> _Problem requirements_
Each line below should be written out again exactly.

> _Data provided_
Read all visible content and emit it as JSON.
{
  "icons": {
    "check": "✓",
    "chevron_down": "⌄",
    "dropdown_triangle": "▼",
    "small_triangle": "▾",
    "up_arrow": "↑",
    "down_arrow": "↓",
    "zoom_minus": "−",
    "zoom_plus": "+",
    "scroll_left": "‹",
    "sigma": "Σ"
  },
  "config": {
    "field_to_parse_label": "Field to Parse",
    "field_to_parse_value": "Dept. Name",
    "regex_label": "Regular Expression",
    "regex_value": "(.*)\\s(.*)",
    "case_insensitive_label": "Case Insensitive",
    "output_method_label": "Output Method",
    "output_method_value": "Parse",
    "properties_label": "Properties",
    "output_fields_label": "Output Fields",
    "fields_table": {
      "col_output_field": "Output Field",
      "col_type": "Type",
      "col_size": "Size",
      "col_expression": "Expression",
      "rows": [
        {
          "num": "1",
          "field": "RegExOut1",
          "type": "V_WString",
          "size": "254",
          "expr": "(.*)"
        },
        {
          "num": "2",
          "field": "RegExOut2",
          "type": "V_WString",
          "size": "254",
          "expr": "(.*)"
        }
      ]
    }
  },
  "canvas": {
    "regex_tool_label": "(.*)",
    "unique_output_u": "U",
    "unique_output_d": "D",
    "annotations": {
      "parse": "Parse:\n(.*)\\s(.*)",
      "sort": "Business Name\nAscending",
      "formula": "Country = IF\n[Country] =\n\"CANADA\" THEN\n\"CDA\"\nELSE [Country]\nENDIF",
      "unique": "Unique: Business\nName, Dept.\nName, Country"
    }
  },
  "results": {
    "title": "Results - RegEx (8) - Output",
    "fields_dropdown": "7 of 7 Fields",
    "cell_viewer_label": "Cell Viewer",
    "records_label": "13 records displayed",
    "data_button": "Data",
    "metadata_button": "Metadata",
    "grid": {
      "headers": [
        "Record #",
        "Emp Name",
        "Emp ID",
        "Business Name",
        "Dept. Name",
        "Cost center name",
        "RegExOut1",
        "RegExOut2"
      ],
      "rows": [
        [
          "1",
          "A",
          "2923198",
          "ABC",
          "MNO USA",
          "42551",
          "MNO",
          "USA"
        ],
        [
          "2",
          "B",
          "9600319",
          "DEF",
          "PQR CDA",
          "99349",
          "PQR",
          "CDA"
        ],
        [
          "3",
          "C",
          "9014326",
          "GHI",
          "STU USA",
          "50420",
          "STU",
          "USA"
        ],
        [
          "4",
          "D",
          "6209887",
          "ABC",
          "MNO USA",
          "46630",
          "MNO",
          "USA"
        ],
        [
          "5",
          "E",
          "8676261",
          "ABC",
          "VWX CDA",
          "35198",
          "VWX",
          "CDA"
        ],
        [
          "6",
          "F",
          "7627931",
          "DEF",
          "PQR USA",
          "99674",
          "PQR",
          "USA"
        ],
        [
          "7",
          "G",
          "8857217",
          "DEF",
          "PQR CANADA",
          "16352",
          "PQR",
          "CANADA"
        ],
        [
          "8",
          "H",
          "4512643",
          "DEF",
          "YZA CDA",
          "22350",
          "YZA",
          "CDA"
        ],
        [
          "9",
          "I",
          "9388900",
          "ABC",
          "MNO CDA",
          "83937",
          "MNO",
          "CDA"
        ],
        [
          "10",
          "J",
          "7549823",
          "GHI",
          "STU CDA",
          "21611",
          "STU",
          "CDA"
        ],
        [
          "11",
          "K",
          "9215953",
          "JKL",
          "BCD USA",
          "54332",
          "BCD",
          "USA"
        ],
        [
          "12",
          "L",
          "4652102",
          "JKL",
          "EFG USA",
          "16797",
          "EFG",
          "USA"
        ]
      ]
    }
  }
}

> _Exercise response_
Read all visible content and emit it as JSON.
{
  "icons": {
    "check": "✓",
    "chevron_down": "⌄",
    "dropdown_triangle": "▼",
    "small_triangle": "▾",
    "up_arrow": "↑",
    "down_arrow": "↓",
    "zoom_minus": "−",
    "zoom_plus": "+",
    "scroll_left": "‹",
    "sigma": "Σ"
  },
  "config": {
    "field_to_parse_label": "Field to Parse",
    "field_to_parse_value": "Dept. Name",
    "regex_label": "Regular Expression",
    "regex_value": "(.*)\\s(.*)",
    "case_insensitive_label": "Case Insensitive",
    "output_method_label": "Output Method",
    "output_method_value": "Parse",
    "properties_label": "Properties",
    "output_fields_label": "Output Fields",
    "fields_table": {
      "col_output_field": "Output Field",
      "col_type": "Type",
      "col_size": "Size",
      "col_expression": "Expression",
      "rows": [
        {
          "num": "1",
          "field": "RegExOut1",
          "type": "V_WString",
          "size": "254",
          "expr": "(.*)"
        },
        {
          "num": "2",
          "field": "RegExOut2",
          "type": "V_WString",
          "size": "254",
          "expr": "(.*)"
        }
      ]
    }
  },
  "canvas": {
    "regex_tool_label": "(.*)",
    "unique_output_u": "U",
    "unique_output_d": "D",
    "annotations": {
      "parse": "Parse:\n(.*)\\s(.*)",
      "sort": "Business Name\nAscending",
      "formula": "Country = IF\n[Country] =\n\"CANADA\" THEN\n\"CDA\"\nELSE [Country]\nENDIF",
      "unique": "Unique: Business\nName, Dept.\nName, Country"
    }
  },
  "results": {
    "title": "Results - RegEx (8) - Output",
    "fields_dropdown": "7 of 7 Fields",
    "cell_viewer_label": "Cell Viewer",
    "records_label": "13 records displayed",
    "data_button": "Data",
    "metadata_button": "Metadata",
    "grid": {
      "headers": [
        "Record #",
        "Emp Name",
        "Emp ID",
        "Business Name",
        "Dept. Name",
        "Cost center name",
        "RegExOut1",
        "RegExOut2"
      ],
      "rows": [
        [
          "1",
          "A",
          "2923198",
          "ABC",
          "MNO USA",
          "42551",
          "MNO",
          "USA"
        ],
        [
          "2",
          "B",
          "9600319",
          "DEF",
          "PQR CDA",
          "99349",
          "PQR",
          "CDA"
        ],
        [
          "3",
          "C",
          "9014326",
          "GHI",
          "STU USA",
          "50420",
          "STU",
          "USA"
        ],
        [
          "4",
          "D",
          "6209887",
          "ABC",
          "MNO USA",
          "46630",
          "MNO",
          "USA"
        ],
        [
          "5",
          "E",
          "8676261",
          "ABC",
          "VWX CDA",
          "35198",
          "VWX",
          "CDA"
        ],
        [
          "6",
          "F",
          "7627931",
          "DEF",
          "PQR USA",
          "99674",
          "PQR",
          "USA"
        ],
        [
          "7",
          "G",
          "8857217",
          "DEF",
          "PQR CANADA",
          "16352",
          "PQR",
          "CANADA"
        ],
        [
          "8",
          "H",
          "4512643",
          "DEF",
          "YZA CDA",
          "22350",
          "YZA",
          "CDA"
        ],
        [
          "9",
          "I",
          "9388900",
          "ABC",
          "MNO CDA",
          "83937",
          "MNO",
          "CDA"
        ],
        [
          "10",
          "J",
          "7549823",
          "GHI",
          "STU CDA",
          "21611",
          "STU",
          "CDA"
        ],
        [
          "11",
          "K",
          "9215953",
          "JKL",
          "BCD USA",
          "54332",
          "BCD",
          "USA"
        ],
        [
          "12",
          "L",
          "4652102",
          "JKL",
          "EFG USA",
          "16797",
          "EFG",
          "USA"
        ]
      ]
    }
  }
}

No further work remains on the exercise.